I figure you can narrow down your music tastes into two categories. You got the indie, smaller bands you want no one else to discover because you feel as if they’re speaking directly to you. You tend to listen to this music by yourself or when you’re alone. And then you have the popular, everyone-and-their-grandma-knows music you listen to because no matter who you’re with, it’s an easy way to establish a connection, or start a conversation. Because if they don’t know that song then they’re not worth knowing, right?
But with albums, and I mean the physical record, not the classic rock radio you can listen to any time, BOTH of these things are happening. First, there’s the connection phase; the ability to play classic hits that everyone in the room should know. That right there will immediately drive the mood towards a positive outcome. It’s kind of hard to have Just What I Needed by The Cars playing and NOT to join in singing. Familiar songs create atmosphere, and atmosphere creates a connection between everyone.

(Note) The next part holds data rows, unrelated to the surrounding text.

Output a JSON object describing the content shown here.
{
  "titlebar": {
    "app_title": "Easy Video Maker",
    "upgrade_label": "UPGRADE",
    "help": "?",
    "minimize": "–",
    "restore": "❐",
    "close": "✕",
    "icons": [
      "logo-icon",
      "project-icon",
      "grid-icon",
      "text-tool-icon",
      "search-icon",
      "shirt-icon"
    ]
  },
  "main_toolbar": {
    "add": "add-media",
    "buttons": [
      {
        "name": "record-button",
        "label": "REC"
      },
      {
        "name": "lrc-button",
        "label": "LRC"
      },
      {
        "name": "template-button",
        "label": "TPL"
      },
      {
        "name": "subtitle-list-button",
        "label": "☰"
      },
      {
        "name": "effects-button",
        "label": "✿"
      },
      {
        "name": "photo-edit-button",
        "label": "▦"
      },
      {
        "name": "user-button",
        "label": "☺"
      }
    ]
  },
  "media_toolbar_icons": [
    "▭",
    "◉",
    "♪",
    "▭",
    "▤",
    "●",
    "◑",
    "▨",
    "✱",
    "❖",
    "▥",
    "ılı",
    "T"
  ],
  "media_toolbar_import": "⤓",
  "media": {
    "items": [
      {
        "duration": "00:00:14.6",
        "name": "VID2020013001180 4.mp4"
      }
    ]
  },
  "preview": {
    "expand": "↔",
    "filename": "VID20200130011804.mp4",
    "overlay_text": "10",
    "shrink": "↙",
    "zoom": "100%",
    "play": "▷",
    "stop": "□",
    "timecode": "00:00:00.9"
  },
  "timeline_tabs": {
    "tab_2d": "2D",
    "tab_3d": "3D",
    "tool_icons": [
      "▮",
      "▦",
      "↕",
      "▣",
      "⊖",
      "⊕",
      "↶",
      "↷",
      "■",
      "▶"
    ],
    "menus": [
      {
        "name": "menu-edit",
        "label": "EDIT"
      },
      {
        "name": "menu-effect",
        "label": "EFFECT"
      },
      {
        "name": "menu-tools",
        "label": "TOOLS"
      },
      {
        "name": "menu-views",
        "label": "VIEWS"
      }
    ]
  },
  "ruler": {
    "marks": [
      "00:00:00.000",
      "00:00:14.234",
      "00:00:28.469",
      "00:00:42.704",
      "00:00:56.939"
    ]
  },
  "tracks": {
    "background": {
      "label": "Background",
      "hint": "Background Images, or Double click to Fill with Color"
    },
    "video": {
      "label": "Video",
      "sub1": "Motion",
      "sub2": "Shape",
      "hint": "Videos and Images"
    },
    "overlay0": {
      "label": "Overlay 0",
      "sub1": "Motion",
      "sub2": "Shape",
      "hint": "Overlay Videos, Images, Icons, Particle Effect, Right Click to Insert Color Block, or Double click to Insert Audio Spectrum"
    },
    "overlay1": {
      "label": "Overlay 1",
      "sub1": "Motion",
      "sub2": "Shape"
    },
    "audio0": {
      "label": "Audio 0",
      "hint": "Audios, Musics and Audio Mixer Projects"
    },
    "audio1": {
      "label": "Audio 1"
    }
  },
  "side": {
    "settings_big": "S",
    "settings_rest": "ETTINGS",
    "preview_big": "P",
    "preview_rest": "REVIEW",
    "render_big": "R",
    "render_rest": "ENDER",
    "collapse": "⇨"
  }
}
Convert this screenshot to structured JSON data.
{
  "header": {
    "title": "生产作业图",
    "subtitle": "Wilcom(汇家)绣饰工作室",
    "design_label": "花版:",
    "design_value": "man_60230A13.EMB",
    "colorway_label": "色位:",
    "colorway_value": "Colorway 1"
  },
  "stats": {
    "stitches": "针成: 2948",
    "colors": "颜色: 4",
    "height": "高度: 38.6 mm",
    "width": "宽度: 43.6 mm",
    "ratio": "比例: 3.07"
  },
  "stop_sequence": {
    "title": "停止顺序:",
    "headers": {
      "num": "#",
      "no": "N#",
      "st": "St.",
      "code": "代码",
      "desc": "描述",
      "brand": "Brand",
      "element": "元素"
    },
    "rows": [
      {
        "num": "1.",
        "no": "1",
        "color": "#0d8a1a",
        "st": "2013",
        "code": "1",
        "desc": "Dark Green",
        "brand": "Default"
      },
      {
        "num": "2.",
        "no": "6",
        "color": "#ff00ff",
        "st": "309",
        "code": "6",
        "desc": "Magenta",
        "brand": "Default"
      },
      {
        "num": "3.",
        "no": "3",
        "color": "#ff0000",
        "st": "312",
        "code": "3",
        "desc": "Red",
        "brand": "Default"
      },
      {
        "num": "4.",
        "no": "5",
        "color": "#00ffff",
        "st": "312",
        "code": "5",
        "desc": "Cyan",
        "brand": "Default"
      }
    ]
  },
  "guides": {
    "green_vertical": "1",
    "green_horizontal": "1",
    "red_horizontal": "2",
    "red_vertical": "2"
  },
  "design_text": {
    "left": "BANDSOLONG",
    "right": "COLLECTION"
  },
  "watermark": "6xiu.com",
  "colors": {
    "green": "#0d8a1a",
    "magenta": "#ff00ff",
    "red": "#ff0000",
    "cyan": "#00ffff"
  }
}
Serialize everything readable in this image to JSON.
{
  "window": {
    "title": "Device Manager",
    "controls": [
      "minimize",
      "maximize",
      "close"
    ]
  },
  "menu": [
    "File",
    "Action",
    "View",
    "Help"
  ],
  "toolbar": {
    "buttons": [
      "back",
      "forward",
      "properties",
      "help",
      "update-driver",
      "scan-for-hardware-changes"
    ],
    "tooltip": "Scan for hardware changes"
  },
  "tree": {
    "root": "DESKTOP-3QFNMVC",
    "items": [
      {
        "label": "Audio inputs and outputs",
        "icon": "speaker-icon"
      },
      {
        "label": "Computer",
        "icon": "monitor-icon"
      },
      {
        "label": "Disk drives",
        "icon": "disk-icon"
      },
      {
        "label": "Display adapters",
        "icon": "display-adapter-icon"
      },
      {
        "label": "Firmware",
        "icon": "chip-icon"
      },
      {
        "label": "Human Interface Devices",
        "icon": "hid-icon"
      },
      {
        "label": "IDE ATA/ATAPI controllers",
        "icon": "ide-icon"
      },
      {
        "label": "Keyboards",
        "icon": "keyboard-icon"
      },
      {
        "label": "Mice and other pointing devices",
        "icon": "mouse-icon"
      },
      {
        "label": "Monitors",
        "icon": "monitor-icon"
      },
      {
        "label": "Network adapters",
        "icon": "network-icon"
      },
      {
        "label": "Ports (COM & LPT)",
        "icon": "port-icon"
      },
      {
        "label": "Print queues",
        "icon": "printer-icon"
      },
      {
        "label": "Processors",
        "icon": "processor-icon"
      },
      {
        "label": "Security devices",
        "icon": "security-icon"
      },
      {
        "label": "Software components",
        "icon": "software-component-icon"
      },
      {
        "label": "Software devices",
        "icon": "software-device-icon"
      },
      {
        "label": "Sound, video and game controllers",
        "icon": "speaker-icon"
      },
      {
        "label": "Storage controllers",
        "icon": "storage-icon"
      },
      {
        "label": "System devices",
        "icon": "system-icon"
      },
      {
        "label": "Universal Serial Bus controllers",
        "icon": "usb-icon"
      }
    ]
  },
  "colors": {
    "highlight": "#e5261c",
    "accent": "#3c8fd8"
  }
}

But there’s also the discovery phase; because as you begin listening to the song, you start to hear it differently. Familiar, yet altogether new. The character Will Bloom in Big Fish has a great quote that I think applies here. He says: Have you ever heard a joke so many times you’ve forgotten why it’s funny? And then you hear it again and suddenly it’s new. You remember why you loved it in the first place. You’re rediscovering what you’ve already heard a million times, then remembering why you loved it in the first place. So, in a way, you’re getting the two best reactions you can possibly have towards music: the wonder of discovery and the joy of recollection.
I could just as easily listen to the music on Spotify or Youtube, but there’s something about owning that hard copy of the original recording; listening to it as it was intended to be listened to. Plus, I’m also a stickler for owning things (see: 300 movie blu-ray collection).
As a bonus, here are some of my favorite albums you should check out (and I intentionally picked mostly obscure ones). I’m only going to list albums that I OWN.
- No Jacket Required by Phil Collins: I will not apologize for loving this album.
- Hair of the Dog by Nazareth: May have one of the best ROCK songs and BALLADS on the same album.
- Street Fighting Years by Simple Minds: most Simple Minds songs are dripping with teen angst, but this album is like a political battle cry.
- Songs From the Big Chair by Tears for Fears: Might be my favorite 80s album, and not just because Relient K thought it was cool too. : )
- Rattle and Hum by U2: This is probably the best live album I’ve heard.
- Cocoon Original Soundtrack by James Horner: This is a great 80s score not many people have heard, yet has that unmistakable ‘movie magic’ sound.
Here are also some of my favorite classic albums I own.
Back in Black by ACDC, Slippery When Wet by Bon Jovi, The Cars, Best of Eric Clapton, John Cougar, Rumors by Fleetwood Mac, The Graduate by Simon and Garfunkel, Raiders of the Lost Ark by John Williams, Escape by Journey, Led Zeppelin 1-4, Lynyrd Skynyrd, Greatest Hits Steve Miller Band, Damn the Torpedoes by Tom Petty, The Game by Queen, Alive and Kicking by Simple Minds, All three Star Wars Soundtracks by John Williams, Grand Illusion by Styx, War by U2, Joshua Tree by U2, The Unforgettable Fire by U2, Who’s Next by The Who, Eliminator by ZZ Top.